International business orator Lord Digby Jones is heading to Perth to share some of his wisdom garnered throughout his illustrious career in the United Kingdom.
Join Lord Jones, who spent six years as Director-General of the Confederation of British Industry from 2000, at as special CCI-organised breakfast at the Parmelia Hilton on July 26.
As UK’s ‘Voice of Business’, Lord Jones became well-known in the public arena, particularly for his candid, forthright attitude in his many media appearances.
He campaigned relentlessly on a range of issues including the move from traditional manufacturing of commodities to value-added, innovative products and the development of globally competitive services.
He also lobbied against protectionism protesting that “it is a scourge which may well find short term popularity but inhibits growth, reduces wealth, prevents social advancement through upskilling and oppresses the weak”.
Lord Jones, who is well known for his interest in military history, offers these five tips for business:
- Preparation, preparation, preparation

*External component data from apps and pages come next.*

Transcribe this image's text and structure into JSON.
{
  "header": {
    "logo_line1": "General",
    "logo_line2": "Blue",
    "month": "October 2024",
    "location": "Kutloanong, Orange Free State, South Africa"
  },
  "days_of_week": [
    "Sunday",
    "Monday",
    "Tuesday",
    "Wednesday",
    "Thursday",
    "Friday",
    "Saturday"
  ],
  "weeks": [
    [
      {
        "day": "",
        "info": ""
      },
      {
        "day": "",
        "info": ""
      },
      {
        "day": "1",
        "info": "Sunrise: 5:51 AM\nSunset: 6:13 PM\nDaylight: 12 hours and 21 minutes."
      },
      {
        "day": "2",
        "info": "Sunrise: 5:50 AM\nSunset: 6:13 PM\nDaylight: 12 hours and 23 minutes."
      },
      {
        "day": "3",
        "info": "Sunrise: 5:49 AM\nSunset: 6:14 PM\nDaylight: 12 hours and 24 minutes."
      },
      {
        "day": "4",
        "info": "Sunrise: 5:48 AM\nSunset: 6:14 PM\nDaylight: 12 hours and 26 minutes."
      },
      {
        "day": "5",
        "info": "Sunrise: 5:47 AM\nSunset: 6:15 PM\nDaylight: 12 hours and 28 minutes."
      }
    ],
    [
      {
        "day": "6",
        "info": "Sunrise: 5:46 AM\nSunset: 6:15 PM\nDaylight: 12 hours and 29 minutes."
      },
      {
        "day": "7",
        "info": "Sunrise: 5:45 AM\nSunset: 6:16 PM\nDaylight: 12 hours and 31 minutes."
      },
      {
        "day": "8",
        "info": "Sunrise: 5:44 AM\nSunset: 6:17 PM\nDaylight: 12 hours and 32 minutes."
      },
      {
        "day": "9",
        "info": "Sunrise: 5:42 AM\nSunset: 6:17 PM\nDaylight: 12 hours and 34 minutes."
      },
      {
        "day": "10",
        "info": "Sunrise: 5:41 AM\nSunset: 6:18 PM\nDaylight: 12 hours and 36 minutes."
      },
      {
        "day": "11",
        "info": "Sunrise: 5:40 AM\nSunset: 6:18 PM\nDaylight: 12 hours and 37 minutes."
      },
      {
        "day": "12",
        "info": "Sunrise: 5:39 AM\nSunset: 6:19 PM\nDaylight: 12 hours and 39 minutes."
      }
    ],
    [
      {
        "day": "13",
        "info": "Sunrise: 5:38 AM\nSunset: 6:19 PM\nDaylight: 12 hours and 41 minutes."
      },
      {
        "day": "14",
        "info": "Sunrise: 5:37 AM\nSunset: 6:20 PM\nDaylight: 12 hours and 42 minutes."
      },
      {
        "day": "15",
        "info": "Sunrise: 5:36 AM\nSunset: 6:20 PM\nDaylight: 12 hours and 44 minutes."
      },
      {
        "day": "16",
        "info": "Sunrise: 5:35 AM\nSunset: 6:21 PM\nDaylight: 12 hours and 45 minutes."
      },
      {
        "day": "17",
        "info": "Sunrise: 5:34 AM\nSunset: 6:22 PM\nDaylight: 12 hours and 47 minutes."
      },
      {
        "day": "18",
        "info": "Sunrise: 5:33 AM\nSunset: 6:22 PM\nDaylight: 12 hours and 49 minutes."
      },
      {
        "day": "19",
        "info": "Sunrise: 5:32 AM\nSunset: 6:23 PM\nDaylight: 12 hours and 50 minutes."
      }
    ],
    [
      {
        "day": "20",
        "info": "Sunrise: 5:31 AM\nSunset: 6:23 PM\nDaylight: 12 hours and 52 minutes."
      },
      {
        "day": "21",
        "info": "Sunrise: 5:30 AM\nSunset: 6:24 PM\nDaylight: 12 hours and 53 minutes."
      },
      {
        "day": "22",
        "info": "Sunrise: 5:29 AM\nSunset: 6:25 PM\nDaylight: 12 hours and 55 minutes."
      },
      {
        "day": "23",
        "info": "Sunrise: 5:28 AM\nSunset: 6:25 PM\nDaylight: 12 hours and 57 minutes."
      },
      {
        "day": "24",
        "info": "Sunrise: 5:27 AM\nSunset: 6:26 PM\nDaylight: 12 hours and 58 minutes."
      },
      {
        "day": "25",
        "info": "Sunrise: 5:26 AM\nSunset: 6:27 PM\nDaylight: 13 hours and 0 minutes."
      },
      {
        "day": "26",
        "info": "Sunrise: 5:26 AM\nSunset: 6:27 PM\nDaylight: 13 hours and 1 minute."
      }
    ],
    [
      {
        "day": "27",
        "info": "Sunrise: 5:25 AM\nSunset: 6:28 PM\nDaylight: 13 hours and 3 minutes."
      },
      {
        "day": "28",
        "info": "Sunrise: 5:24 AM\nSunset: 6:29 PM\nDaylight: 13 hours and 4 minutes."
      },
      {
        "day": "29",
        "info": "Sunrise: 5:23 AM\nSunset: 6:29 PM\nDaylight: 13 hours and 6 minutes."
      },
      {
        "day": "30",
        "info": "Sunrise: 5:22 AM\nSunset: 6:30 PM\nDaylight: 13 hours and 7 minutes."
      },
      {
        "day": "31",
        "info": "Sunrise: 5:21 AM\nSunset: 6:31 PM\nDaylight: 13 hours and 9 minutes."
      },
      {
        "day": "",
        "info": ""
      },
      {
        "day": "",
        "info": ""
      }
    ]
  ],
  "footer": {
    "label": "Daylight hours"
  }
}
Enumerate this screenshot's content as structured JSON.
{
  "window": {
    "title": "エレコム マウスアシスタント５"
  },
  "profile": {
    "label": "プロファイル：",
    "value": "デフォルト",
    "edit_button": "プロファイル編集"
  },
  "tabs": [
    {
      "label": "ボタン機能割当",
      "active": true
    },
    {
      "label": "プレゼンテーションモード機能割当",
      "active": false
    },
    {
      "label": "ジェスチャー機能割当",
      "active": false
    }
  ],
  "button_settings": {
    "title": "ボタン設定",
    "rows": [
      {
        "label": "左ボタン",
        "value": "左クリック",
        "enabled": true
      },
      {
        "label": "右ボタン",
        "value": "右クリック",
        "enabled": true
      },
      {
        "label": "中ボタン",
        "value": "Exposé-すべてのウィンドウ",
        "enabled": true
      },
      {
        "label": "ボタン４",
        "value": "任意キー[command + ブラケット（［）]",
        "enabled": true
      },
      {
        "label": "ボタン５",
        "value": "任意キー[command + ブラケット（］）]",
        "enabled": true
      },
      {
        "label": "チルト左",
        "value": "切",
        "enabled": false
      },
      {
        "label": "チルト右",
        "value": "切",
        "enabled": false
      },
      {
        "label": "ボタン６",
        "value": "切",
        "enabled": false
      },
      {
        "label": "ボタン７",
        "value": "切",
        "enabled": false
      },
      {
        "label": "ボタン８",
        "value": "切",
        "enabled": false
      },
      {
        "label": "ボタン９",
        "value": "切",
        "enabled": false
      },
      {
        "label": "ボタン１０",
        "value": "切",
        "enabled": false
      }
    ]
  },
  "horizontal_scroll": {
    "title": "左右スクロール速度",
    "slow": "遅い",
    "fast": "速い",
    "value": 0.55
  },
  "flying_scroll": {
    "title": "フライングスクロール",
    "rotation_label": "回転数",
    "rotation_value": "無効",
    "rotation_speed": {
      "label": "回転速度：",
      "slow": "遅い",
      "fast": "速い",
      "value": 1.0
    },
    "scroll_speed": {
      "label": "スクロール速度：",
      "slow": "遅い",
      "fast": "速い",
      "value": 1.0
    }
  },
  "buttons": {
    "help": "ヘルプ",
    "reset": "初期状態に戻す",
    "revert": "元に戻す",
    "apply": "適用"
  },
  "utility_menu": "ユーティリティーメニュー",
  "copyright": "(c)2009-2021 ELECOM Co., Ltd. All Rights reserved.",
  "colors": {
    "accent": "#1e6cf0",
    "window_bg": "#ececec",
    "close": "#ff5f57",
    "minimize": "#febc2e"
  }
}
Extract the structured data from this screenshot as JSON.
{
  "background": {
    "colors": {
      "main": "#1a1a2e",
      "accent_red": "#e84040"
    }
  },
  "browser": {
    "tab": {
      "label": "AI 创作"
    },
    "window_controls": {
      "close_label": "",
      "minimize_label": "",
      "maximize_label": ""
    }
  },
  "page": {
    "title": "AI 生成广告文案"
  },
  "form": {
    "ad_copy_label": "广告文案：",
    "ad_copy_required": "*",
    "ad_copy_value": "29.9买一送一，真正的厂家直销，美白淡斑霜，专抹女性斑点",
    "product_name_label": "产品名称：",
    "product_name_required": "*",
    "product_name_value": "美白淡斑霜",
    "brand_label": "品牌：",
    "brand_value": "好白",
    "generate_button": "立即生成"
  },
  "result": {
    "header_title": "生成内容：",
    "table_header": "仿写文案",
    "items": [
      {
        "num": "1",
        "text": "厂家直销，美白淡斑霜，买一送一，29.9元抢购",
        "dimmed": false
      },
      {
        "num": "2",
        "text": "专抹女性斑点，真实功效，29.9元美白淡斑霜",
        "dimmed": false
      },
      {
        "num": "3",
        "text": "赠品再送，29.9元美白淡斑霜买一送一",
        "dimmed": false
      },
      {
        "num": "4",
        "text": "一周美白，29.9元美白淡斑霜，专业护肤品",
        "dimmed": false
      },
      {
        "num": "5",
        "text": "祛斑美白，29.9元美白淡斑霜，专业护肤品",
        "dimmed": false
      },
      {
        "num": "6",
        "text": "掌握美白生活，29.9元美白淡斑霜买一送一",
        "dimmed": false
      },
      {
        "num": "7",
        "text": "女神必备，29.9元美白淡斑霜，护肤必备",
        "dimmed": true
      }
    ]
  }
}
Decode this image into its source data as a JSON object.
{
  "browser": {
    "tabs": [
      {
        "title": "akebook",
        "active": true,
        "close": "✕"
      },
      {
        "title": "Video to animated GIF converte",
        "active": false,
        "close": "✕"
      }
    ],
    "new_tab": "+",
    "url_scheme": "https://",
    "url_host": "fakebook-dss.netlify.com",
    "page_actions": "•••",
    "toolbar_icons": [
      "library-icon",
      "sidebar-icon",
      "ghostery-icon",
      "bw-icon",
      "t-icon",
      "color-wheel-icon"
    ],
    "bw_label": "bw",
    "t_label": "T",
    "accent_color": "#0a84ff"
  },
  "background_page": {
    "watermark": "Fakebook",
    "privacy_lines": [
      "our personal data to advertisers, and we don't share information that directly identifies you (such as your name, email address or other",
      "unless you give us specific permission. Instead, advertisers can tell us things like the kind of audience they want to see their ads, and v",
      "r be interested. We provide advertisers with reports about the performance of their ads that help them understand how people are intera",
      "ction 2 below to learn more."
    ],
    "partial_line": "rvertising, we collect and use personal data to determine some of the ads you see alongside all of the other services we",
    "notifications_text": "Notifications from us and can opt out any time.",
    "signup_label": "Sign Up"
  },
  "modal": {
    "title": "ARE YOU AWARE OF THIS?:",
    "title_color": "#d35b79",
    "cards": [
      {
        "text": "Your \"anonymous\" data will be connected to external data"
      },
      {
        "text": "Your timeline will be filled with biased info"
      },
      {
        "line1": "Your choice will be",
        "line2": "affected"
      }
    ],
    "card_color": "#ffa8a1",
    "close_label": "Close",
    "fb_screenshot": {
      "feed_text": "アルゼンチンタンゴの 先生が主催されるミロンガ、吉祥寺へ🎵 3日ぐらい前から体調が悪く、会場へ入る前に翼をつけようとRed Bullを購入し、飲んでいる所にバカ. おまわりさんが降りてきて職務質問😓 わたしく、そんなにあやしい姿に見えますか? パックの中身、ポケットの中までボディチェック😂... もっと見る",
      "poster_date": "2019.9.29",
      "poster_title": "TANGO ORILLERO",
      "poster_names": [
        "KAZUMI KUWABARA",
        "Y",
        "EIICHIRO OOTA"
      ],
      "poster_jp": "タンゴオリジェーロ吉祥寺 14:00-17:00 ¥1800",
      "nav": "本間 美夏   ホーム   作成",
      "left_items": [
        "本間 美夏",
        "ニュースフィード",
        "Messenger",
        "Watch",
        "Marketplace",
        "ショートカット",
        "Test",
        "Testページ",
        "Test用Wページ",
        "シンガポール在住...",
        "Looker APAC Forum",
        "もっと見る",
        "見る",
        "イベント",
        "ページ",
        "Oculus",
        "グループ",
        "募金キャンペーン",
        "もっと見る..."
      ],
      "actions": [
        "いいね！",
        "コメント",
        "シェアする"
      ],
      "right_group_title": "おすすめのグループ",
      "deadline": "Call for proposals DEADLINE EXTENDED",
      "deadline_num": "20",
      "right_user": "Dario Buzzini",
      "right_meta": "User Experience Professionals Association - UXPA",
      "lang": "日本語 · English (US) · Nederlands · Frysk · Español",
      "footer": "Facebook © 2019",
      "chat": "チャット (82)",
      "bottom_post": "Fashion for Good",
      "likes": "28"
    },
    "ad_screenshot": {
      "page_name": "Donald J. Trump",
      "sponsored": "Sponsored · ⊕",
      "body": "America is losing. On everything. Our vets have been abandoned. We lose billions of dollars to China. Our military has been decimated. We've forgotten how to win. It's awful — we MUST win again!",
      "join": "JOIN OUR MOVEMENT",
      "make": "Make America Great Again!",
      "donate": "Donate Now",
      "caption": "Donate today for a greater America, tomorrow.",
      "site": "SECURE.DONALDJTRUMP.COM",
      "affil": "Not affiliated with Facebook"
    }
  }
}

People who make things look easy actually work harder, prepare more and take nothing for granted, In developing a strategy for a campaign or a battle plan commanders always prepare, prepare, prepare. People might look like they are doing it on the hoof, but those who succeed in business certainly are not.
If you look at Captain Nelson’s flag captains at Trafalgar, every one of them knew what to do and Nelson knew that and trusted them. There had been many months of preparation, but then those in command of the individual ships were left to do the job. Nelson had trained them up and trusted them. It is so important in business that you don’t have a dog and bark yourself. If you’ve invested a lot of time and money in someone else, let them get on with it. You take responsibility, but delegation is not abrogation. The commander always takes responsibility and so does the boss in business.
- So many battles are won because people do the simple things well
From the fighter pilot to the private on the battlefield, people are trained and what they do becomes second nature. That’s no different to business. Training people is adding so much to the bottom line. Of course you have to lead and direct them, but if you don’t train them, don’t expect them to deliver.
At the end of the day battles are won because people are brave. Often the people who you don’t think are brave are the bravest. In business, it does call for courage. Stand up and be counted. Communicate and make sure people really do know you are in charge and that you are there to take the rap and stand up. Your courage will filter through to them as well and they will feel empowered.
We all know the old story from the First World War. The message sent from one end of the trenches saying “send reinforcements, we’re going to advance” ended up being at the other end “send three and four-pence, we’re going to a dance” and is an example of lousy communication. Make sure people can be left in no doubt of what the leader wants. Make sure again and again that people reinforce the message. People like good news, but they prefer bad news to no news. Communicate why things are going on; what they can and can’t expect; and being there for them delivers results.
► Don’t miss your chance to hear from Lord Jones as he discusses how WA business can capitalise on the forces of globalisation – register for CCI’s breakfast here.